Cal and Lauren bump into each other outside Elgin Mews one day when Cal has been making one of his visits to check the property and Lauren has been wondering the streets admiring the lavish houses and allowing herself to daydream.

Lauren assumes that Cal is the owner of the house and Cal allows her to run with this assumption. The lives of all three characters then intersect and merge and we come to discover the darker side of human nature where success and self worth are involved.

Lauren is extremely driven and ambitious. Anxious to distance herself from her working class northern upbringing and almost re-invent herself in the south and prove people wrong. She is very aware of the person she must portray herself to be in order to impress the people she believes matter.

Cal on the other hand is an altogether more gentle soul. He too wants to prove his success to his parents but he is less cold and calculating than Lauren. His relationship with Joszef, an ailing and lonely old man shows his caring and empathetic side which is in sharp contrast to Lauren.

Whilst all of the three main characters in this book have their failings, they are mostly attributed to the very real aspects of the darker side of human nature, elements of which rear up in us all from time to time.

Naomi Booth’s writing is smart, incisive and super sharp. She is such a refreshing author who makes you think about things instead of handing everything to you on a plate. Her short, snappy almost staccato style forces the story along at a pace. Mirroring the hustle and bustle of central London life.

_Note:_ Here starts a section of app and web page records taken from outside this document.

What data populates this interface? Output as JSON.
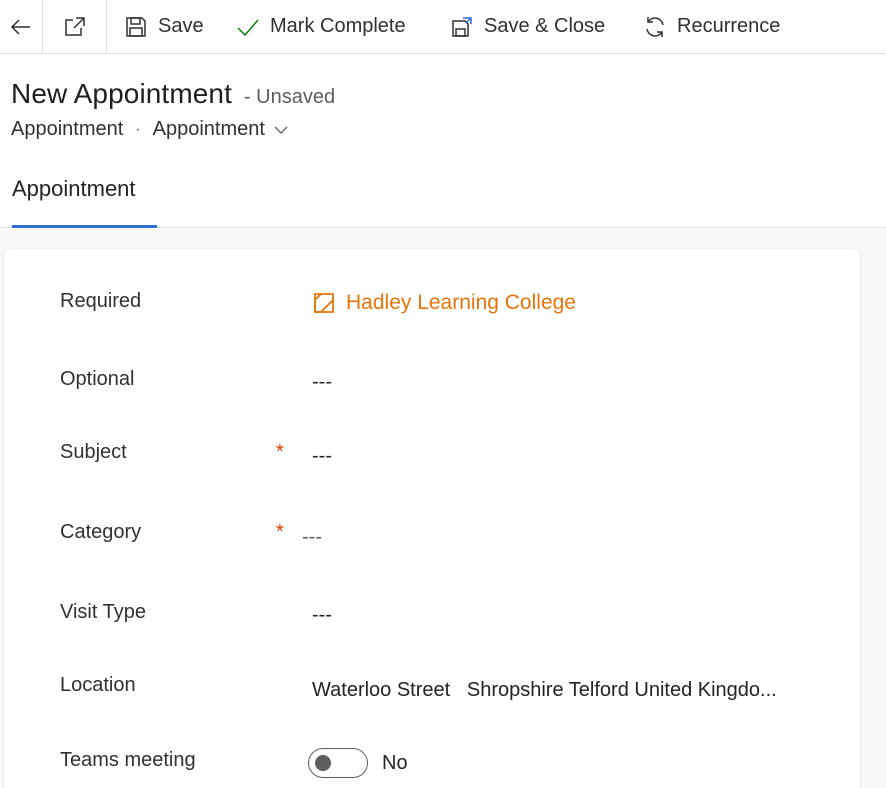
{
  "toolbar": {
    "back_icon": "arrow-left-icon",
    "popout_icon": "open-in-new-window-icon",
    "save_label": "Save",
    "mark_complete_label": "Mark Complete",
    "save_close_label": "Save & Close",
    "recurrence_label": "Recurrence"
  },
  "header": {
    "title": "New Appointment",
    "status": "- Unsaved",
    "entity": "Appointment",
    "separator": "·",
    "form_name": "Appointment"
  },
  "tabs": [
    {
      "label": "Appointment",
      "selected": true
    }
  ],
  "form": {
    "fields": {
      "required": {
        "label": "Required",
        "value": "Hadley Learning College"
      },
      "optional": {
        "label": "Optional",
        "value": "---"
      },
      "subject": {
        "label": "Subject",
        "required_mark": "*",
        "value": "---"
      },
      "category": {
        "label": "Category",
        "required_mark": "*",
        "value": "---"
      },
      "visit_type": {
        "label": "Visit Type",
        "value": "---"
      },
      "location": {
        "label": "Location",
        "value": "Waterloo Street   Shropshire Telford United Kingdo..."
      },
      "teams_meeting": {
        "label": "Teams meeting",
        "value": "No",
        "on": false
      }
    }
  },
  "colors": {
    "accent": "#2f6fd8",
    "lookup_link": "#e8750a",
    "required_star": "#d83b01"
  }
}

This is for sure a character study and delves deep into human nature and all its flaws. It brings to the fore moral dilemmas which force the characters to examine their own value and worth.

This book is so far removed from Naomi Booth’s Sealed and I love that about an author. I like to be wrong footed and not quite sure what I’m in for. I will certainly pick up anything she writes in the future.

I would thoroughly recommend you get your hands on a copy. Thanks as always to Jordan and Dead Ink for my review copy.

See you soon.

Amanda – Bookish Chat xxx